▶ PROBLEM STATEMENT:
Down to the last line, print the entries below exactly, and keep every picture out of the copy.

▶ EXERCISE DATA:
☆ ☆ ☆ ☆
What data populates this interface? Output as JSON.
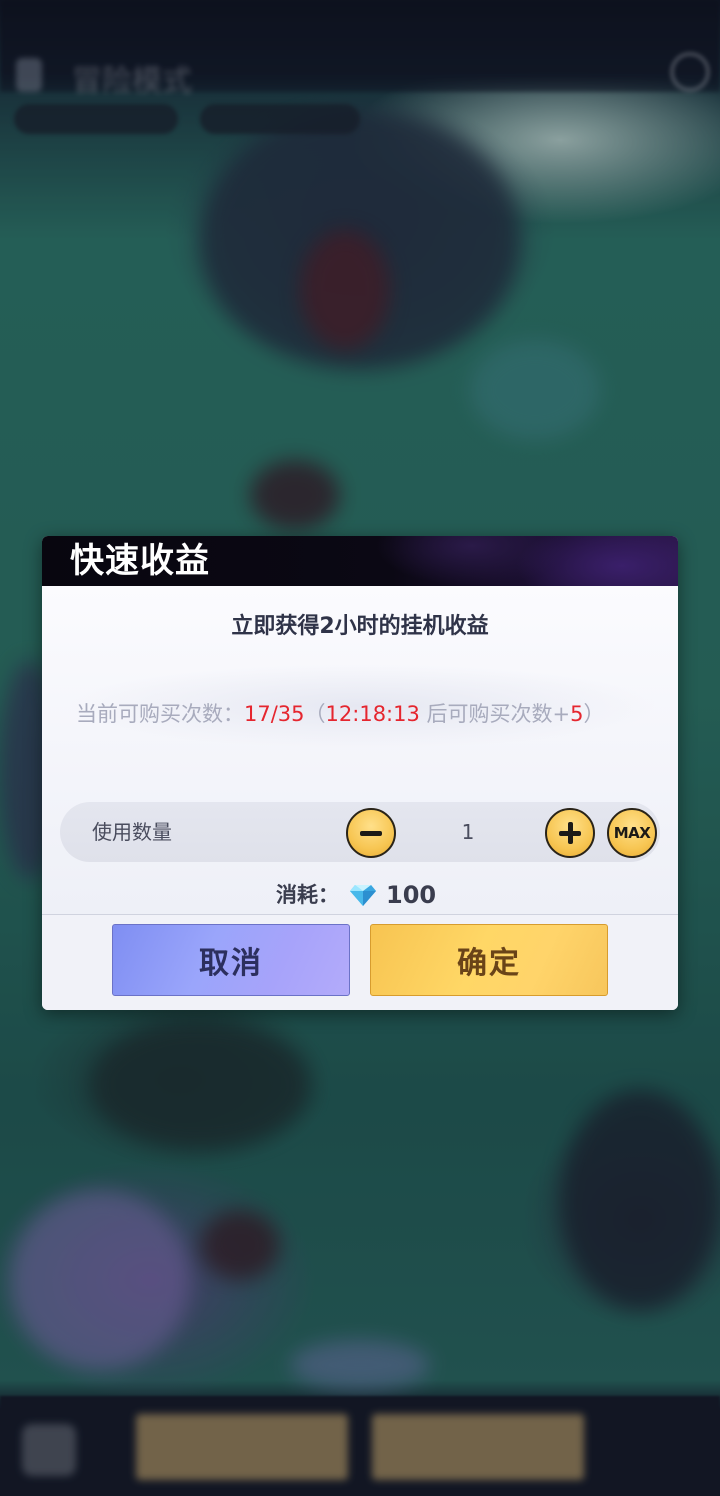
{
  "background": {
    "top_title": "冒险模式",
    "bottom_left_button": "",
    "bottom_right_button": ""
  },
  "dialog": {
    "title": "快速收益",
    "headline": "立即获得2小时的挂机收益",
    "count_prefix": "当前可购买次数：",
    "count_value": "17/35",
    "open_paren": "（",
    "timer": "12:18:13",
    "timer_suffix": " 后可购买次数+",
    "bonus": "5",
    "close_paren": "）",
    "quantity_label": "使用数量",
    "quantity_value": "1",
    "max_label": "MAX",
    "cost_label": "消耗：",
    "cost_value": "100",
    "cost_icon": "diamond-icon",
    "cancel_label": "取消",
    "confirm_label": "确定"
  },
  "colors": {
    "header": "#0b0814",
    "highlight_red": "#e5262f",
    "cancel_button": "#9aa5fb",
    "confirm_button": "#ffd766",
    "round_button": "#f7c653"
  }
}
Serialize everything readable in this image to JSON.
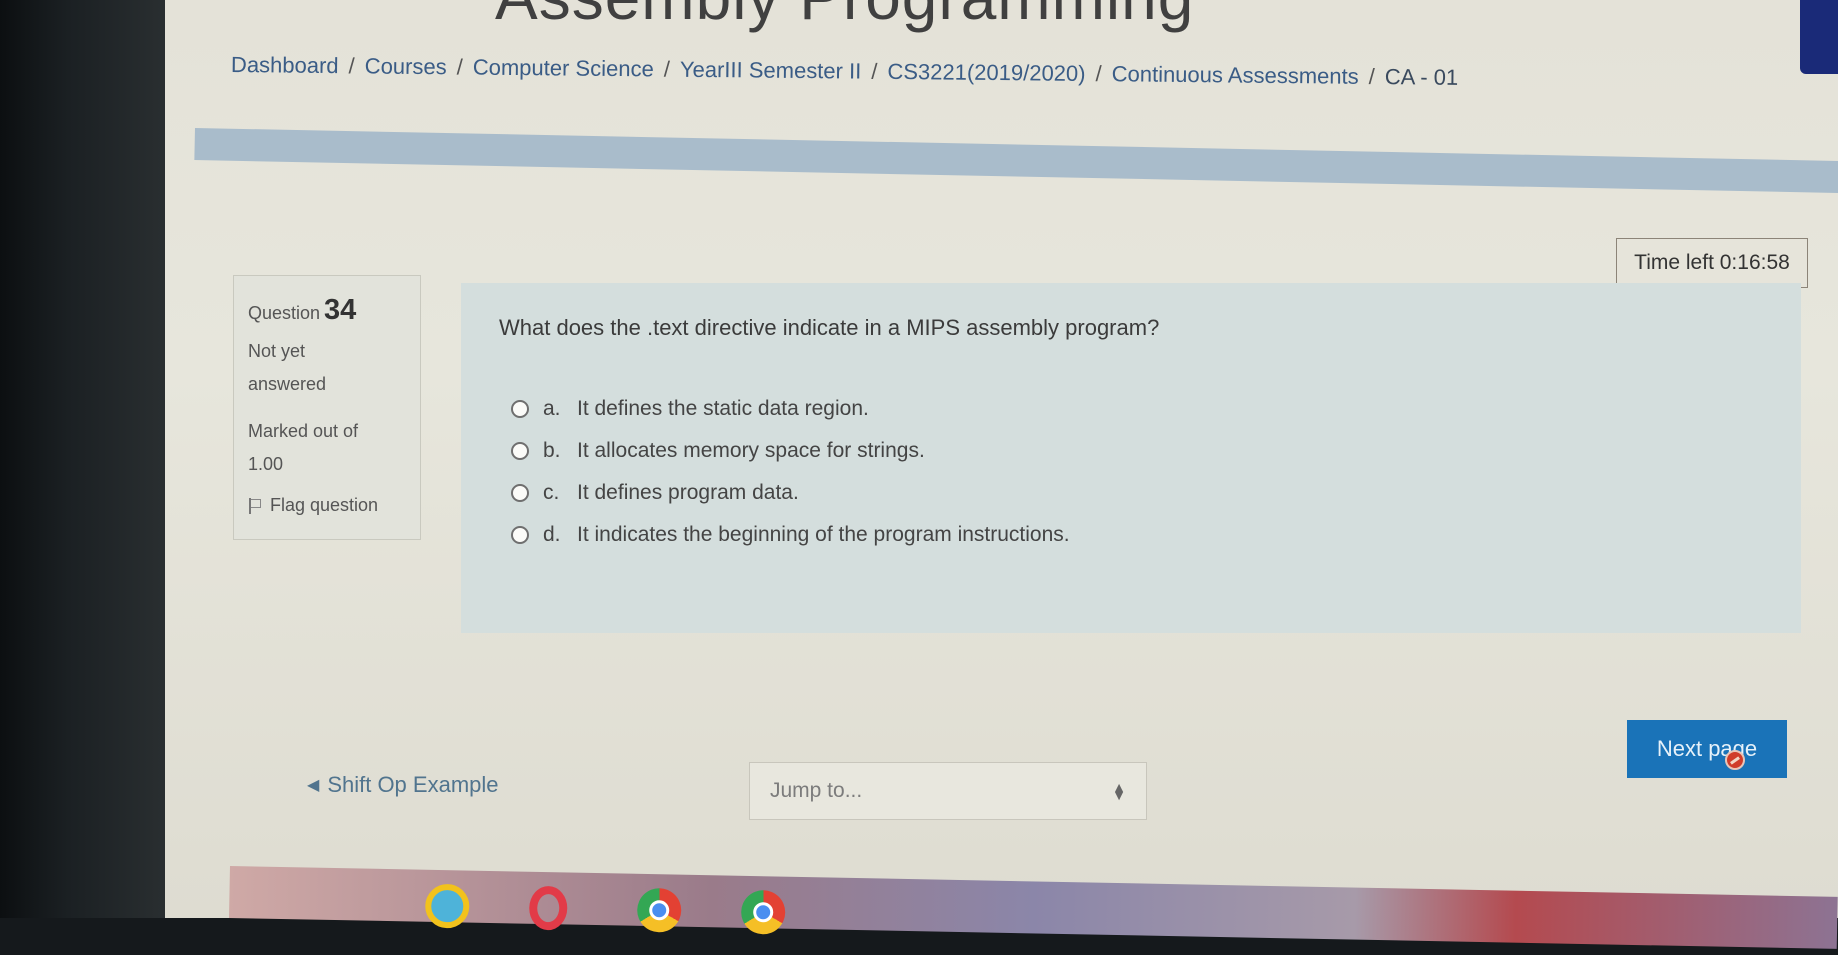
{
  "page": {
    "course_title": "Assembly Programming"
  },
  "breadcrumb": [
    {
      "label": "Dashboard"
    },
    {
      "label": "Courses"
    },
    {
      "label": "Computer Science"
    },
    {
      "label": "YearIII Semester II"
    },
    {
      "label": "CS3221(2019/2020)"
    },
    {
      "label": "Continuous Assessments"
    },
    {
      "label": "CA - 01"
    }
  ],
  "breadcrumb_separator": "/",
  "timer": {
    "label": "Time left",
    "value": "0:16:58"
  },
  "question_info": {
    "question_label": "Question",
    "question_number": "34",
    "state_line1": "Not yet",
    "state_line2": "answered",
    "marked_line1": "Marked out of",
    "marked_value": "1.00",
    "flag_label": "Flag question"
  },
  "question": {
    "text": "What does the .text directive indicate in a MIPS assembly program?",
    "answers": [
      {
        "letter": "a.",
        "text": "It defines the static data region."
      },
      {
        "letter": "b.",
        "text": "It allocates memory space for strings."
      },
      {
        "letter": "c.",
        "text": "It defines program data."
      },
      {
        "letter": "d.",
        "text": "It indicates the beginning of the program instructions."
      }
    ]
  },
  "navigation": {
    "next_label": "Next page",
    "prev_activity_label": "Shift Op Example",
    "jump_placeholder": "Jump to..."
  },
  "colors": {
    "accent": "#1a73b8",
    "link": "#3a5c86",
    "panel": "#d4dedd"
  }
}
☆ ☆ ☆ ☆
▶ WRITTEN SOLUTION:
What data populates this interface? Output as JSON.
{
  "background": {
    "top_title": "冒险模式",
    "bottom_left_button": "",
    "bottom_right_button": ""
  },
  "dialog": {
    "title": "快速收益",
    "headline": "立即获得2小时的挂机收益",
    "count_prefix": "当前可购买次数：",
    "count_value": "17/35",
    "open_paren": "（",
    "timer": "12:18:13",
    "timer_suffix": " 后可购买次数+",
    "bonus": "5",
    "close_paren": "）",
    "quantity_label": "使用数量",
    "quantity_value": "1",
    "max_label": "MAX",
    "cost_label": "消耗：",
    "cost_value": "100",
    "cost_icon": "diamond-icon",
    "cancel_label": "取消",
    "confirm_label": "确定"
  },
  "colors": {
    "header": "#0b0814",
    "highlight_red": "#e5262f",
    "cancel_button": "#9aa5fb",
    "confirm_button": "#ffd766",
    "round_button": "#f7c653"
  }
}
Serialize everything readable in this image to JSON.
{
  "page": {
    "course_title": "Assembly Programming"
  },
  "breadcrumb": [
    {
      "label": "Dashboard"
    },
    {
      "label": "Courses"
    },
    {
      "label": "Computer Science"
    },
    {
      "label": "YearIII Semester II"
    },
    {
      "label": "CS3221(2019/2020)"
    },
    {
      "label": "Continuous Assessments"
    },
    {
      "label": "CA - 01"
    }
  ],
  "breadcrumb_separator": "/",
  "timer": {
    "label": "Time left",
    "value": "0:16:58"
  },
  "question_info": {
    "question_label": "Question",
    "question_number": "34",
    "state_line1": "Not yet",
    "state_line2": "answered",
    "marked_line1": "Marked out of",
    "marked_value": "1.00",
    "flag_label": "Flag question"
  },
  "question": {
    "text": "What does the .text directive indicate in a MIPS assembly program?",
    "answers": [
      {
        "letter": "a.",
        "text": "It defines the static data region."
      },
      {
        "letter": "b.",
        "text": "It allocates memory space for strings."
      },
      {
        "letter": "c.",
        "text": "It defines program data."
      },
      {
        "letter": "d.",
        "text": "It indicates the beginning of the program instructions."
      }
    ]
  },
  "navigation": {
    "next_label": "Next page",
    "prev_activity_label": "Shift Op Example",
    "jump_placeholder": "Jump to..."
  },
  "colors": {
    "accent": "#1a73b8",
    "link": "#3a5c86",
    "panel": "#d4dedd"
  }
}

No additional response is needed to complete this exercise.